NDSM square with “Naald van Goedkoop” (Goedkoop’s Needle) (July 2022).

Daniel Goedkoop Jr. (1850-1929) was the owner of wharf Kromhout on Kadijks­eiland (near the Scheep­vaart­museum). In 1894 he was asked to take charge of a new wharf, the NSM, which operated until 1984. At the 50th anni­versary of the wharf in 1944 this commemo­rative needle, with a portrait of its first manager, was placed here by the wharf’s workers.

In 1920 a repair wharf of the Neder­landsche Dok Maat­schappij (Dutch Dock Company, NDM) was founded, northwest of the NSM wharf. During the Second World War both wharfs were heavily damaged. In 1946 NSM and NDM merged to become NDSM and their joint terrain covered almost 60 ha (148 ac). They mostly built large freighters and tankers, but during the 1970s compe­tition in ship­building was fierce and in 1985 the descendants of the NDSM went bankrupt.

Some parts of the terrain are still in use by ship­builders today. Four buildings on the terrain have been desig­nated as national monuments in 2007. Empty buildings were soon occupied by squatters and city nomads, followed by many artists, craftsmen and small businesses. Since 2002 there are also a number of old tram wagons on the terrain, used by various artists. In 2012 a marina was constructed here, together with a 600 m (656 yd) long break­water in the IJ.

View from the NDSM marina, Amsterdam

View from the NDSM marina (September 2021).

Veronica & Pollux

On the pier next to the NDSM quay two ships are moored: Veronica and Pollux. Radio Veronica was a pirate radio ship which trans­mitted from the North Sea from 1960 until 1974. They later got official status as a private broad­caster. The ship, officially called the Norderney, became a floating disco for private parties. Since November 2013 it is moored here.

The ship Pollux dates from 1940. It is a replica of a three-masted barque from around 1850. From 1940 until 1984 it was moored at the Ooster­dok, serving as a training ship for sailors until 1989. In 2012 it returned from IJmuiden to Amsterdam after restoration, now moored at the former NDSM. It housed restaurants for a while, but they closed in 2020.
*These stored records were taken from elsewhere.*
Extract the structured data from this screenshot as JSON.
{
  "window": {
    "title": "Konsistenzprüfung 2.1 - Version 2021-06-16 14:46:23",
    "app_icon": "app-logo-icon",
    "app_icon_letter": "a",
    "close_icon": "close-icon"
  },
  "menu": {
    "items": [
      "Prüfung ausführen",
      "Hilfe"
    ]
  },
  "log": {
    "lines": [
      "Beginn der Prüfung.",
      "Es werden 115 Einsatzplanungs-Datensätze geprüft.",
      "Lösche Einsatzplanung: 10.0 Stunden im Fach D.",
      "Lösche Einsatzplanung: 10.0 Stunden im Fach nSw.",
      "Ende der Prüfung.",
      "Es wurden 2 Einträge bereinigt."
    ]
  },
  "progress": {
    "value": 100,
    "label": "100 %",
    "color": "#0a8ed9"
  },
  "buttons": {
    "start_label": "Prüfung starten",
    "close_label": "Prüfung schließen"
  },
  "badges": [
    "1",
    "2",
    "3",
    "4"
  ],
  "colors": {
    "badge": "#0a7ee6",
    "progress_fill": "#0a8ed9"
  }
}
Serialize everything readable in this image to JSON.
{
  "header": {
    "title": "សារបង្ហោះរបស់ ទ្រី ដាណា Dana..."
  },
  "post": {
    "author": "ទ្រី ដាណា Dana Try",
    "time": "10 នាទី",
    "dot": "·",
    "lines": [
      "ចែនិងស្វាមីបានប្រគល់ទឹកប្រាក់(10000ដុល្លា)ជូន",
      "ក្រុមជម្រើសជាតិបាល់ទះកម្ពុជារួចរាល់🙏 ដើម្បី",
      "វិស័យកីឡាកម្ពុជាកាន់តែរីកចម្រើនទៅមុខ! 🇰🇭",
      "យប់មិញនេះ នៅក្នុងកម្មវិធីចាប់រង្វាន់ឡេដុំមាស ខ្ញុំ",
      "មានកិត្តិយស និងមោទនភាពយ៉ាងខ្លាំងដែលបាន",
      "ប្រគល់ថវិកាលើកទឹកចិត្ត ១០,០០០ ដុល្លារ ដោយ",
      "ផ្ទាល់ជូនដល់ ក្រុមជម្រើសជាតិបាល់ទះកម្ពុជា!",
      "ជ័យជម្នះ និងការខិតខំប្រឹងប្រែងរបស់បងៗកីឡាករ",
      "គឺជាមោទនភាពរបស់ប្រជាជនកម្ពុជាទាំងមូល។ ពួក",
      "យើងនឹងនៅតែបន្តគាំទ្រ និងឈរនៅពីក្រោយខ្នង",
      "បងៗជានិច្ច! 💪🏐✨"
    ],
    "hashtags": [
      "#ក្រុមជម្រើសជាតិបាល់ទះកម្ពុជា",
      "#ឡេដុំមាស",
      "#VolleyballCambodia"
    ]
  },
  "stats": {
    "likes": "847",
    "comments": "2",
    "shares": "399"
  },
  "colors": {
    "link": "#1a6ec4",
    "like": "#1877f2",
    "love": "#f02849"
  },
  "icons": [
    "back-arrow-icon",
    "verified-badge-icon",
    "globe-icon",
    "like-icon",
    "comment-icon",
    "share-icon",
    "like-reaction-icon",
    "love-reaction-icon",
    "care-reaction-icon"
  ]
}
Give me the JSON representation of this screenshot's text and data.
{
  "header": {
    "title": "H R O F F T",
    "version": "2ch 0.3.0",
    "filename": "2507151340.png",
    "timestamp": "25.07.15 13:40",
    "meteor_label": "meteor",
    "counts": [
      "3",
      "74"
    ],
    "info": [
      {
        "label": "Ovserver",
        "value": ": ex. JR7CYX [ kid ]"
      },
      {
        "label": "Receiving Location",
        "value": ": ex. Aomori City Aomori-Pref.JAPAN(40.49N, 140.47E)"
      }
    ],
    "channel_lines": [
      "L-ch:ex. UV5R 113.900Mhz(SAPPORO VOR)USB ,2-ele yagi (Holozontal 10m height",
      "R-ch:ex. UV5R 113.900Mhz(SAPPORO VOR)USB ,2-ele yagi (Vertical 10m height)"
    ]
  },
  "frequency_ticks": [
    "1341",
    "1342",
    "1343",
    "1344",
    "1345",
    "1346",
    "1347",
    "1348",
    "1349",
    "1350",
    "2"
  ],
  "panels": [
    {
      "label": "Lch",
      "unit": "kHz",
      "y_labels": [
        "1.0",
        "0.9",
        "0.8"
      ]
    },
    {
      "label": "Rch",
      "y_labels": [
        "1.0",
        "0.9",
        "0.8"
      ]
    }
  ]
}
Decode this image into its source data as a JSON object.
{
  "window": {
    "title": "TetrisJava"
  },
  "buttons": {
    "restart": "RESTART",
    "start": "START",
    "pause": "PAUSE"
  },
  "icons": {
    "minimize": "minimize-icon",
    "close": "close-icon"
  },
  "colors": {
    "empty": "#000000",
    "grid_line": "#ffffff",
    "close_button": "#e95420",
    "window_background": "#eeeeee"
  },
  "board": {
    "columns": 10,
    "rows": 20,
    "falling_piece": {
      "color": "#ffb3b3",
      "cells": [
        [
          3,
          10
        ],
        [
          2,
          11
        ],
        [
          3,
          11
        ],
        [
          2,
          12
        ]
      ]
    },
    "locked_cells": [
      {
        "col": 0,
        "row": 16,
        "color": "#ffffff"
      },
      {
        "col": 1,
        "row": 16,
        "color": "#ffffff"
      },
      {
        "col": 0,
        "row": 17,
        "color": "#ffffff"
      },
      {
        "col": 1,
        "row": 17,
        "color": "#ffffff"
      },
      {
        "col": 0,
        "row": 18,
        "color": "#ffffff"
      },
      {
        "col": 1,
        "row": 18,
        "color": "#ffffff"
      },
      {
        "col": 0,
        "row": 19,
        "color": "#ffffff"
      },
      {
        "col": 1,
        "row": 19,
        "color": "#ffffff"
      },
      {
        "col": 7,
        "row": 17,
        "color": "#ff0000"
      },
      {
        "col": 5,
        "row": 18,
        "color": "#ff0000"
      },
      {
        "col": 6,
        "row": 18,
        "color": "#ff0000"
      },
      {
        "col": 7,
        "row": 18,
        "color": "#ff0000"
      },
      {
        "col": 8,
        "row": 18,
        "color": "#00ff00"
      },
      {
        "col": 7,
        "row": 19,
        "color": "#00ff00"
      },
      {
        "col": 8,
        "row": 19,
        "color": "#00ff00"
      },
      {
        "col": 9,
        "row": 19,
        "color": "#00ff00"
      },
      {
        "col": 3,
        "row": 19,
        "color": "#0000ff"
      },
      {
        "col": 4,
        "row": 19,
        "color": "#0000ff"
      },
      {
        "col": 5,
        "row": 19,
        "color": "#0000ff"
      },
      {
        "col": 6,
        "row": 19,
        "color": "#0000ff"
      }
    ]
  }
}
Gallery of Pont­steiger to NDSM (July 2022)

Website of the NDSM: https://www.ndsm.nl/en/programme/

Travelers' Map is loading...
If you see this after your page is loaded completely, leafletJS files are missing.